[Our thanks to Chris Bourne for this review.]
"Whether you're together or alone, it's lonely." This line delivered by an elderly woman (Akiko Kazami) could also have been spoken by any of the other characters of Hitoshi Yazaki's Sweet Little Lies, as ruthless a dissection of marriage as Ingmar Bergman's Scenes from a Marriage. The film's title expresses the deceptions necessary to keep up appearances for the outside world, especially when it comes to intimate relationships. The title also refers to the deceptions within these relationships, avoiding the painful truths that, if spoken aloud, can destroy cherished illusions.
To all outside observers, Ruriko (Miki Nakatani), a teddy bear designer/gallery artist, and Satoshi (Nao Omori), an IT professional, is a happy, serenely blissful couple. But peer a little closer, and that illusion quickly shatters. They live basically separate lives, only meeting for breakfast in the morning and dinner in the evening. When they are home, Satoshi locks himself in his room to play video games. Their emotional distance is such that they communicate by cell phone inside their own home, and for the last two of their three-year marriage, they have not even had sex. So while outwardly they smile and are courteous to each other, their marriage is a mere façade, like the large windows that illuminate their apartment. So it is all but inevitable that they each begin pursuing outside relationships, Ruriko with Haruo (Juichi Kobayashi), an admirer of her creations, and Satoshi with Shio (Chizuru Ikewaki), an old college friend. Much of the film follows the couple's parallel affairs, and the psychological games necessary to maintain their marriage. The couple finds it very easy, disturbingly so, to deceive each other, and their broken marriage wreaks collateral damage among the outsiders pulled into the orbit of this dying star.

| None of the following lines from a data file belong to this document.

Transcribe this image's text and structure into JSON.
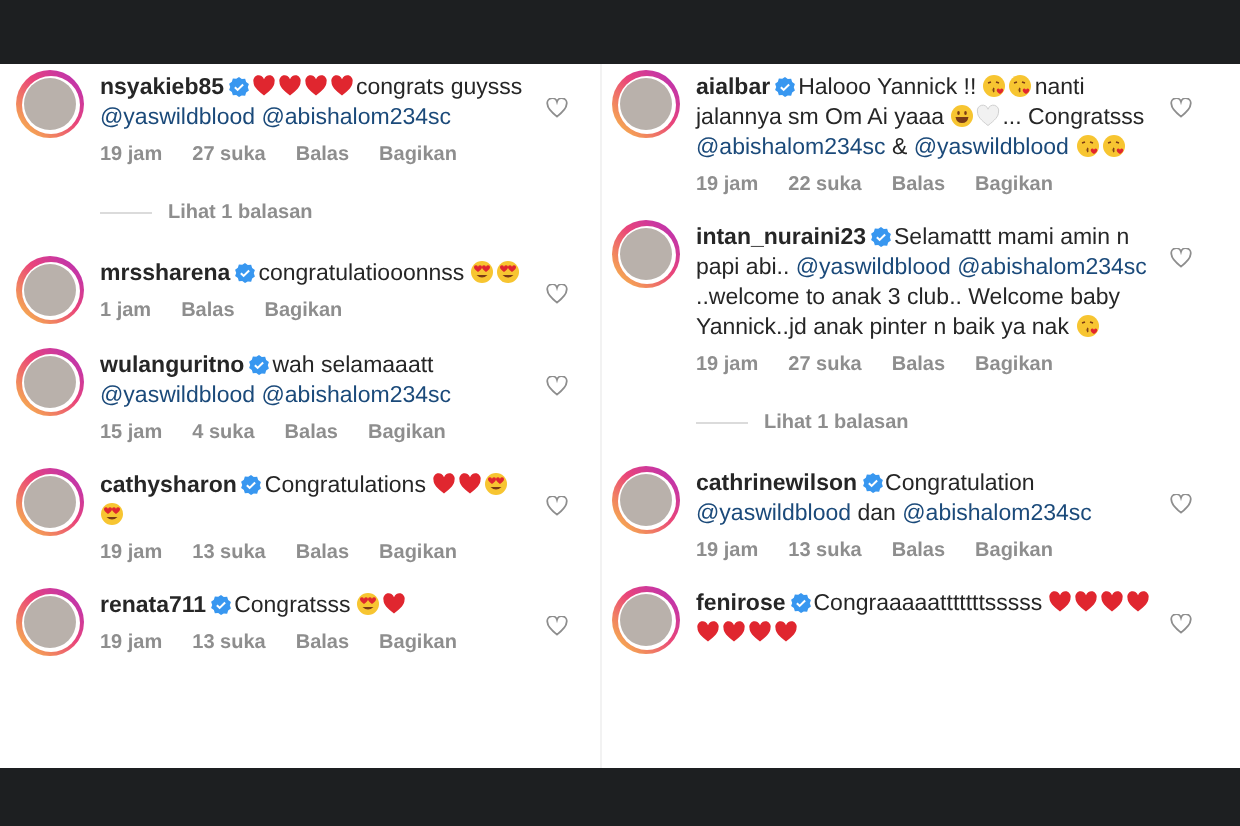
{
  "columns": [
    {
      "comments": [
        {
          "username": "nsyakieb85",
          "verified": true,
          "content": [
            {
              "kind": "heart"
            },
            {
              "kind": "heart"
            },
            {
              "kind": "heart"
            },
            {
              "kind": "heart"
            },
            {
              "kind": "text",
              "text": "congrats guysss"
            },
            {
              "kind": "mention",
              "text": "@yaswildblood"
            },
            {
              "kind": "mention",
              "text": "@abishalom234sc"
            }
          ],
          "time": "19 jam",
          "likes": "27 suka",
          "reply": "Balas",
          "share": "Bagikan",
          "replies": "Lihat 1 balasan"
        },
        {
          "username": "mrssharena",
          "verified": true,
          "content": [
            {
              "kind": "text",
              "text": "congratulatiooonnss"
            },
            {
              "kind": "heart-eyes"
            },
            {
              "kind": "heart-eyes"
            }
          ],
          "time": "1 jam",
          "reply": "Balas",
          "share": "Bagikan"
        },
        {
          "username": "wulanguritno",
          "verified": true,
          "content": [
            {
              "kind": "text",
              "text": "wah selamaaatt"
            },
            {
              "kind": "mention",
              "text": "@yaswildblood"
            },
            {
              "kind": "mention",
              "text": "@abishalom234sc"
            }
          ],
          "time": "15 jam",
          "likes": "4 suka",
          "reply": "Balas",
          "share": "Bagikan"
        },
        {
          "username": "cathysharon",
          "verified": true,
          "content": [
            {
              "kind": "text",
              "text": "Congratulations"
            },
            {
              "kind": "heart"
            },
            {
              "kind": "heart"
            },
            {
              "kind": "heart-eyes"
            },
            {
              "kind": "heart-eyes"
            }
          ],
          "time": "19 jam",
          "likes": "13 suka",
          "reply": "Balas",
          "share": "Bagikan"
        },
        {
          "username": "renata711",
          "verified": true,
          "content": [
            {
              "kind": "text",
              "text": "Congratsss"
            },
            {
              "kind": "heart-eyes"
            },
            {
              "kind": "heart"
            }
          ],
          "time": "19 jam",
          "likes": "13 suka",
          "reply": "Balas",
          "share": "Bagikan"
        }
      ]
    },
    {
      "comments": [
        {
          "username": "aialbar",
          "verified": true,
          "content": [
            {
              "kind": "text",
              "text": "Halooo Yannick !!"
            },
            {
              "kind": "kiss"
            },
            {
              "kind": "kiss"
            },
            {
              "kind": "text",
              "text": "nanti jalannya sm Om Ai yaaa"
            },
            {
              "kind": "smile"
            },
            {
              "kind": "white-heart"
            },
            {
              "kind": "text",
              "text": "... Congratsss"
            },
            {
              "kind": "mention",
              "text": "@abishalom234sc"
            },
            {
              "kind": "text",
              "text": "&"
            },
            {
              "kind": "mention",
              "text": "@yaswildblood"
            },
            {
              "kind": "kiss"
            },
            {
              "kind": "kiss"
            }
          ],
          "time": "19 jam",
          "likes": "22 suka",
          "reply": "Balas",
          "share": "Bagikan"
        },
        {
          "username": "intan_nuraini23",
          "verified": true,
          "content": [
            {
              "kind": "text",
              "text": "Selamattt mami amin n papi abi.."
            },
            {
              "kind": "mention",
              "text": "@yaswildblood"
            },
            {
              "kind": "mention",
              "text": "@abishalom234sc"
            },
            {
              "kind": "text",
              "text": "..welcome to anak 3 club.. Welcome baby Yannick..jd anak pinter n baik ya nak"
            },
            {
              "kind": "kiss"
            }
          ],
          "time": "19 jam",
          "likes": "27 suka",
          "reply": "Balas",
          "share": "Bagikan",
          "replies": "Lihat 1 balasan"
        },
        {
          "username": "cathrinewilson",
          "verified": true,
          "content": [
            {
              "kind": "text",
              "text": "Congratulation"
            },
            {
              "kind": "mention",
              "text": "@yaswildblood"
            },
            {
              "kind": "text",
              "text": "dan"
            },
            {
              "kind": "mention",
              "text": "@abishalom234sc"
            }
          ],
          "time": "19 jam",
          "likes": "13 suka",
          "reply": "Balas",
          "share": "Bagikan"
        },
        {
          "username": "fenirose",
          "verified": true,
          "content": [
            {
              "kind": "text",
              "text": "Congraaaaatttttttsssss"
            },
            {
              "kind": "heart"
            },
            {
              "kind": "heart"
            },
            {
              "kind": "heart"
            },
            {
              "kind": "heart"
            },
            {
              "kind": "heart"
            },
            {
              "kind": "heart"
            },
            {
              "kind": "heart"
            },
            {
              "kind": "heart"
            }
          ]
        }
      ]
    }
  ]
}
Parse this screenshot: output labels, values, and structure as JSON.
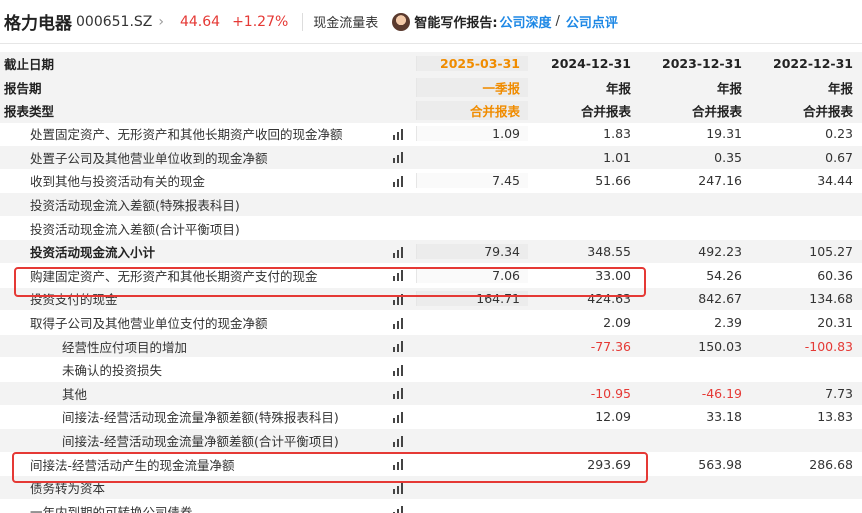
{
  "header": {
    "stock_name": "格力电器",
    "stock_code": "000651.SZ",
    "chevron": "›",
    "price": "44.64",
    "change": "+1.27%",
    "section_label": "现金流量表",
    "report_label": "智能写作报告:",
    "link_depth": "公司深度",
    "slash": "/",
    "link_review": "公司点评"
  },
  "table_header": [
    {
      "label": "截止日期",
      "values": [
        "2025-03-31",
        "2024-12-31",
        "2023-12-31",
        "2022-12-31"
      ]
    },
    {
      "label": "报告期",
      "values": [
        "一季报",
        "年报",
        "年报",
        "年报"
      ]
    },
    {
      "label": "报表类型",
      "values": [
        "合并报表",
        "合并报表",
        "合并报表",
        "合并报表"
      ]
    }
  ],
  "rows": [
    {
      "label": "处置固定资产、无形资产和其他长期资产收回的现金净额",
      "values": [
        "1.09",
        "1.83",
        "19.31",
        "0.23"
      ]
    },
    {
      "label": "处置子公司及其他营业单位收到的现金净额",
      "values": [
        "",
        "1.01",
        "0.35",
        "0.67"
      ]
    },
    {
      "label": "收到其他与投资活动有关的现金",
      "values": [
        "7.45",
        "51.66",
        "247.16",
        "34.44"
      ]
    },
    {
      "label": "投资活动现金流入差额(特殊报表科目)",
      "values": [
        "",
        "",
        "",
        ""
      ]
    },
    {
      "label": "投资活动现金流入差额(合计平衡项目)",
      "values": [
        "",
        "",
        "",
        ""
      ]
    },
    {
      "label": "投资活动现金流入小计",
      "values": [
        "79.34",
        "348.55",
        "492.23",
        "105.27"
      ]
    },
    {
      "label": "购建固定资产、无形资产和其他长期资产支付的现金",
      "values": [
        "7.06",
        "33.00",
        "54.26",
        "60.36"
      ]
    },
    {
      "label": "投资支付的现金",
      "values": [
        "164.71",
        "424.63",
        "842.67",
        "134.68"
      ]
    },
    {
      "label": "取得子公司及其他营业单位支付的现金净额",
      "values": [
        "",
        "2.09",
        "2.39",
        "20.31"
      ]
    },
    {
      "label": "经营性应付项目的增加",
      "values": [
        "",
        "-77.36",
        "150.03",
        "-100.83"
      ]
    },
    {
      "label": "未确认的投资损失",
      "values": [
        "",
        "",
        "",
        ""
      ]
    },
    {
      "label": "其他",
      "values": [
        "",
        "-10.95",
        "-46.19",
        "7.73"
      ]
    },
    {
      "label": "间接法-经营活动现金流量净额差额(特殊报表科目)",
      "values": [
        "",
        "12.09",
        "33.18",
        "13.83"
      ]
    },
    {
      "label": "间接法-经营活动现金流量净额差额(合计平衡项目)",
      "values": [
        "",
        "",
        "",
        ""
      ]
    },
    {
      "label": "间接法-经营活动产生的现金流量净额",
      "values": [
        "",
        "293.69",
        "563.98",
        "286.68"
      ]
    },
    {
      "label": "债务转为资本",
      "values": [
        "",
        "",
        "",
        ""
      ]
    },
    {
      "label": "一年内到期的可转换公司债券",
      "values": [
        "",
        "",
        "",
        ""
      ]
    }
  ],
  "highlight_color": "#e53935",
  "accent_color": "#f08c00",
  "negative_color": "#e53935"
}
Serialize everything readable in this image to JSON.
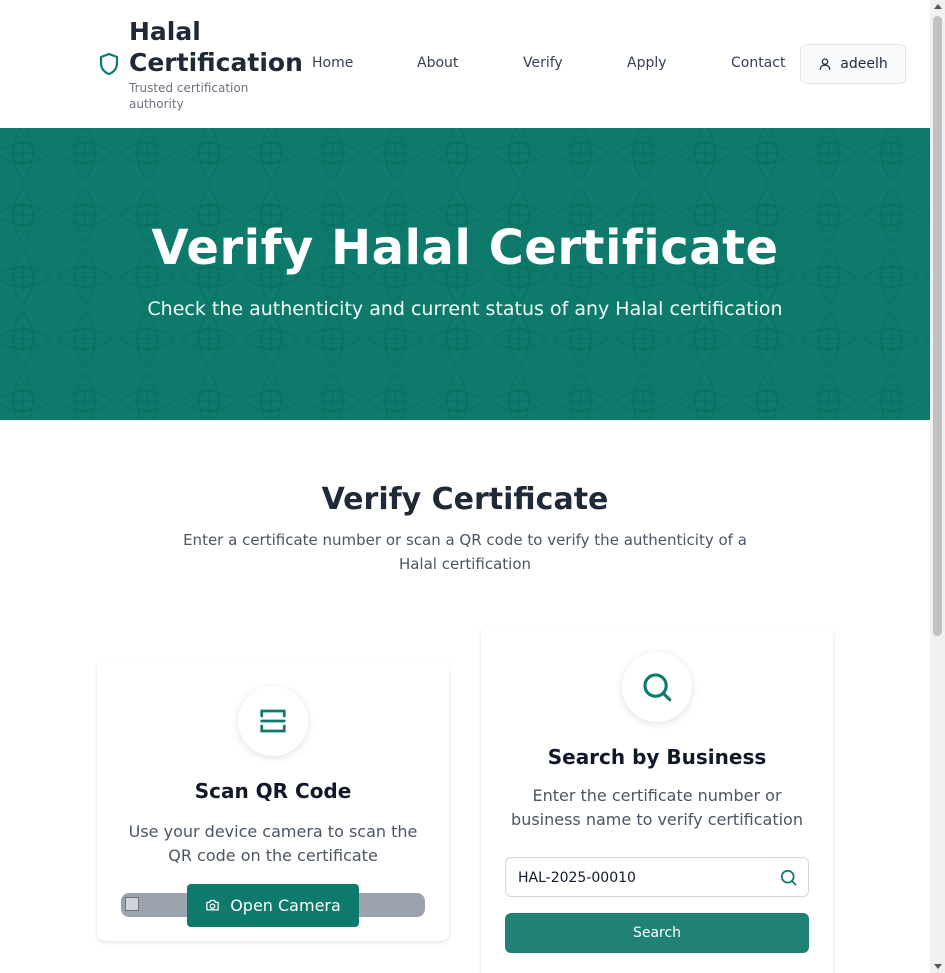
{
  "header": {
    "brand_title": "Halal Certification",
    "brand_subtitle": "Trusted certification authority",
    "brand_icon": "shield-icon",
    "nav": [
      {
        "label": "Home"
      },
      {
        "label": "About"
      },
      {
        "label": "Verify"
      },
      {
        "label": "Apply"
      },
      {
        "label": "Contact"
      }
    ],
    "user": {
      "name": "adeelh",
      "icon": "user-icon"
    }
  },
  "hero": {
    "title": "Verify Halal Certificate",
    "subtitle": "Check the authenticity and current status of any Halal certification"
  },
  "section": {
    "title": "Verify Certificate",
    "description": "Enter a certificate number or scan a QR code to verify the authenticity of a Halal certification"
  },
  "qr_card": {
    "icon": "qr-scan-icon",
    "title": "Scan QR Code",
    "description": "Use your device camera to scan the QR code on the certificate",
    "button_label": "Open Camera",
    "button_icon": "camera-icon"
  },
  "search_card": {
    "icon": "search-icon",
    "title": "Search by Business",
    "description": "Enter the certificate number or business name to verify certification",
    "input_value": "HAL-2025-00010",
    "button_label": "Search"
  },
  "colors": {
    "primary": "#0d7a6b",
    "button": "#1f8274"
  }
}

Sweet Little Lies, based on a 2004 novel by Kaori Ekuni, is assiduously anti-melodramatic, its eerily sterile compositions examining this married couple's mutual adultery with a clinical eye. The effects of the adultery are not what one would expect; there are no screaming matches, no violent displays of torrential emotion. This paradoxically makes the sadness of what has happened to this marriage even more acute than it would be otherwise. But even though the surface visuals are precise and rigidly geometric, the actors are far from automatons, and give beautifully expressive performances. Miki Nakatani delivers one of her greatest performances as the wife who awakens to her own capacity for passion. Nao Omori matches her note for note, eliciting great sympathy for his seemingly remote, emotionally distant character. The rest of the cast is great as well, including Kobayashi as Ruriko's lover, and Sakura Ando, who makes a great impression in the very few scenes she has as Haruo's betrayed girlfriend.
Sweet Little Lies, the closing night film of Japan Cuts, screens at Japan Society on July 16 at 8:30pm. Director Hitoshi Yazaki will introduce the film and participate in a Q&A following the screening.